“He came to our offices with his phone and said whenever he had a video call with his wife, she would think that he was sick — because his complexion looked too pale! Needless to say, the product team immediately got to work,” he said.
“Young people are hungry, curious and passionate — and those are their best qualities,” Li said. “I have the utmost trust in my team and let them make all the final decisions. Right now, I’m more of a visionary leader that sets the direction of the company.”
He also eradicated the Chinese term for boss “zong” (总) in the office, a practice that he adopted from Oppo, in an attempt to engineer a hierarchy-free workplace that would encourage partnership and innovation.
“Not only is Sky an expert in all areas of the smartphone business, from product and software development to sales channels to customer relationship management, he also knew exactly what to do at any point of the project,” Wang said.
“When we were still immersed in the success of our online sales, Sky was already coming up with plans for our offline strategy. When we were still bathing in the success of our smartphone sales records, he’s already suggesting developing AIoT products,” he said.
“Sky is always one step ahead of us. That’s why realme was able to grow so fast in just two years,” he added.
Realme’s Even Bolder Next Steps
This year, realme emerged as one of the most resilient brands during the coronavirus pandemic. In the first quarter of 2020, company sales grew 157% year on year, making it one of only two brands to record positive growth globally during the period.
It has also been named the fastest-growing smartphone brand by Counterpoint for four consecutive quarters from Q3 2019 to Q2 2020.
The brand had just broken into the South American market starting with Colombia, and is planning to launch in Mexico, Brazil, Chile and Peru before the end of the year.
In May last year, it finally returned to China, the world’s biggest smartphone market – and one of the most saturated – where it introduced the world’s cheapest 5G smartphone at 999 yuan (US$150). The budget realme V3 5G is equipped with a 6.52-inch HD+ LCD display and is powered by a MediaTek Dimensity 720 processor.
At the same time, realme is aggressively venturing into other areas besides smartphones. It’s rapidly building an ecosystem for its young users, and is on track to introduce more than 50 AIoT (Artificial Intelligence of Things) products from various categories by the end of 2020 and another 100 products next year.
“We’re going to cover all products related to a young person’s every day life — and that includes smartphones and non-smartphone products.

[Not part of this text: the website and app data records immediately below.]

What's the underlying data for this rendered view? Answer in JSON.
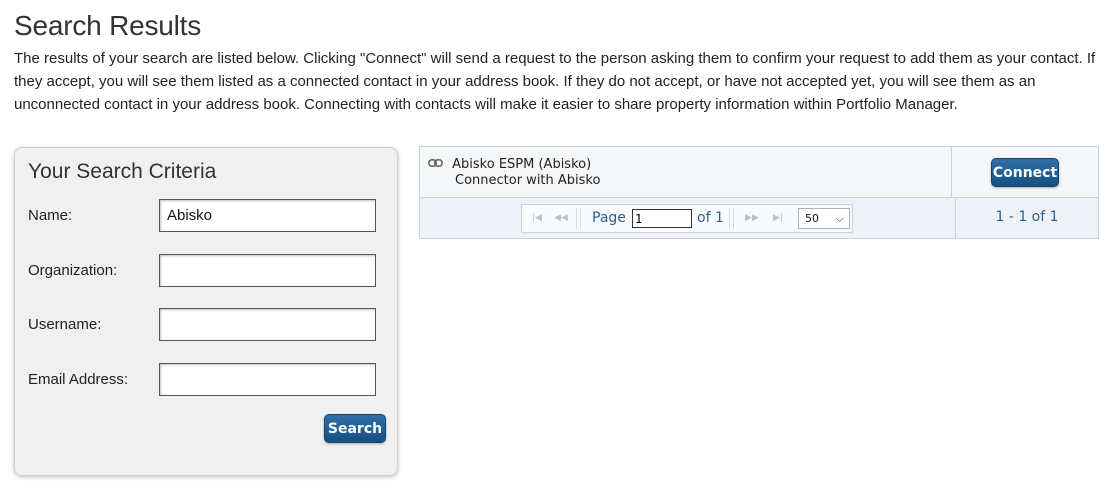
{
  "page": {
    "title": "Search Results",
    "intro": "The results of your search are listed below. Clicking \"Connect\" will send a request to the person asking them to confirm your request to add them as your contact. If they accept, you will see them listed as a connected contact in your address book. If they do not accept, or have not accepted yet, you will see them as an unconnected contact in your address book. Connecting with contacts will make it easier to share property information within Portfolio Manager."
  },
  "criteria": {
    "title": "Your Search Criteria",
    "fields": [
      {
        "label": "Name:",
        "value": "Abisko",
        "placeholder": ""
      },
      {
        "label": "Organization:",
        "value": "",
        "placeholder": ""
      },
      {
        "label": "Username:",
        "value": "",
        "placeholder": ""
      },
      {
        "label": "Email Address:",
        "value": "",
        "placeholder": ""
      }
    ],
    "search_label": "Search"
  },
  "results": {
    "rows": [
      {
        "name": "Abisko ESPM (Abisko)",
        "subtitle": "Connector with Abisko",
        "icon": "link-icon",
        "action_label": "Connect"
      }
    ],
    "pager": {
      "page_label": "Page",
      "current_page": "1",
      "of_label": "of 1",
      "page_size": "50",
      "count_text": "1 - 1 of 1",
      "first_icon": "first-page-icon",
      "prev_icon": "prev-page-icon",
      "next_icon": "next-page-icon",
      "last_icon": "last-page-icon"
    }
  },
  "colors": {
    "button": "#1f5f96",
    "link_text": "#2a5f93",
    "panel_bg": "#f0f0f0"
  }
}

We hope to engage generations after generations of young users,” Dong said, adding that future plans include the launch of a brand mascot, offline experience hubs and an array of voice-control devices.
“We’re using Internet of Things as a starting point and platform to create a hardware- and software-based ecosystem,” Li said.

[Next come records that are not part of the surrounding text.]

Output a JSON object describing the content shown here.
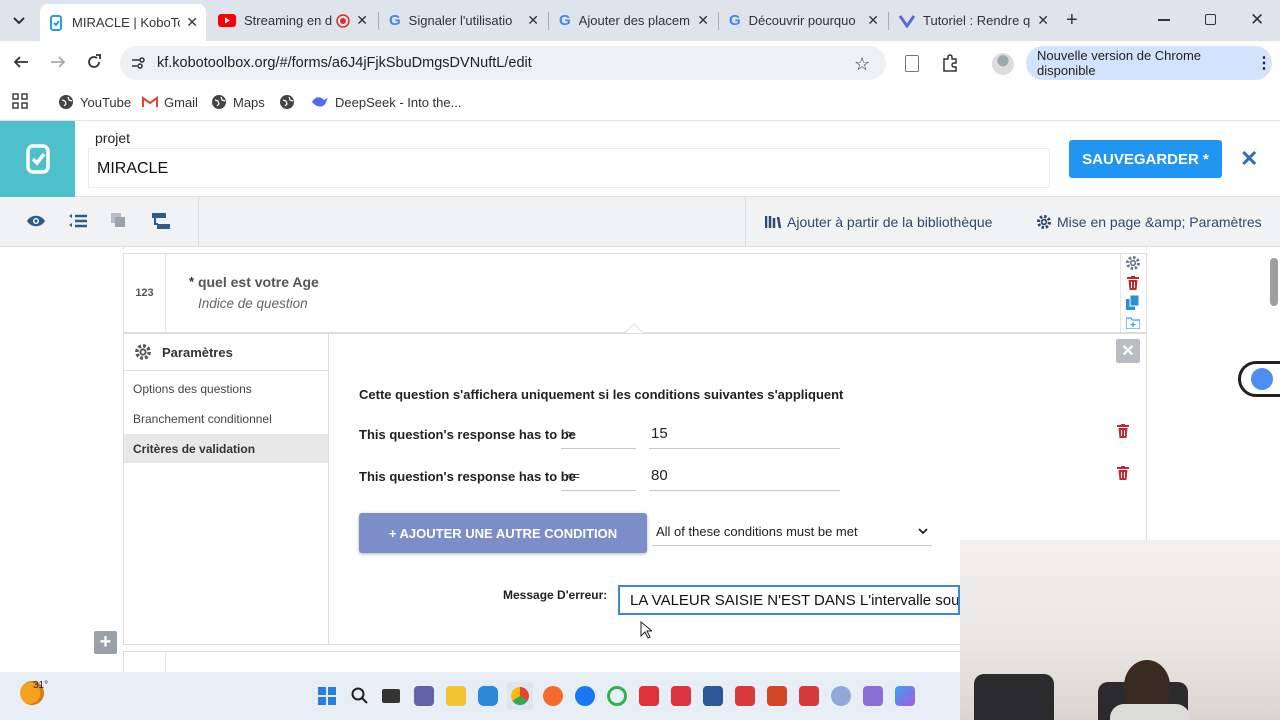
{
  "browser": {
    "tabs": [
      {
        "label": "MIRACLE | KoboTo",
        "active": true
      },
      {
        "label": "Streaming en d",
        "active": false
      },
      {
        "label": "Signaler l'utilisatio",
        "active": false
      },
      {
        "label": "Ajouter des placem",
        "active": false
      },
      {
        "label": "Découvrir pourquo",
        "active": false
      },
      {
        "label": "Tutoriel : Rendre q",
        "active": false
      }
    ],
    "url": "kf.kobotoolbox.org/#/forms/a6J4jFjkSbuDmgsDVNuftL/edit",
    "update_label": "Nouvelle version de Chrome disponible",
    "bookmarks": [
      "YouTube",
      "Gmail",
      "Maps",
      "DeepSeek - Into the..."
    ]
  },
  "kobo": {
    "project_label": "projet",
    "project_name": "MIRACLE",
    "save_label": "SAUVEGARDER *",
    "library_label": "Ajouter à partir de la bibliothèque",
    "layout_label": "Mise en page &amp; Paramètres",
    "accent": "#2095f2",
    "logo_bg": "#4dc0cc"
  },
  "question": {
    "number": "123",
    "required_mark": "*",
    "label": "quel est votre Age",
    "hint": "Indice de question"
  },
  "settings": {
    "title": "Paramètres",
    "nav": [
      "Options des questions",
      "Branchement conditionnel",
      "Critères de validation"
    ],
    "active_nav": 2,
    "heading": "Cette question s'affichera uniquement si les conditions suivantes s'appliquent",
    "conditions": [
      {
        "label": "This question's response has to be",
        "operator": ">",
        "value": "15"
      },
      {
        "label": "This question's response has to be",
        "operator": "<=",
        "value": "80"
      }
    ],
    "add_condition_label": "+ AJOUTER UNE AUTRE CONDITION",
    "match_select": "All of these conditions must be met",
    "error_label": "Message D'erreur:",
    "error_value": "LA VALEUR SAISIE N'EST DANS L'intervalle souhaité"
  },
  "taskbar": {
    "weather_temp": "31°"
  }
}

Right now, its trendy and well-designed TV sets, wireless earphones and electric toothbrushes have become best-sellers in several markets.
“I’ve always envisioned realme as a global brand. We want to become the world’s most popular tech lifestyle brand among young people. We have a long way to go,” Li said.
Looking back, Li attributed realme’s success to three factors: brand positioning, the product itself and an efficient sales model. His biggest mission now is to further develop realme into a healthy and even faster-growing corporation while staying true to its original mission and aspirations. The company aims to sell 100 million smartphones a year worldwide.
“I did realize my dream by creating realme. The dream isn’t about entrepreneurship — that’s not a difficult thing to do — but to live every single day with passion, have a willingness to meet new challenges and truly live up to the ‘Dare to Leap’ spirit — there aren’t too many opportunities in life like that,” he said.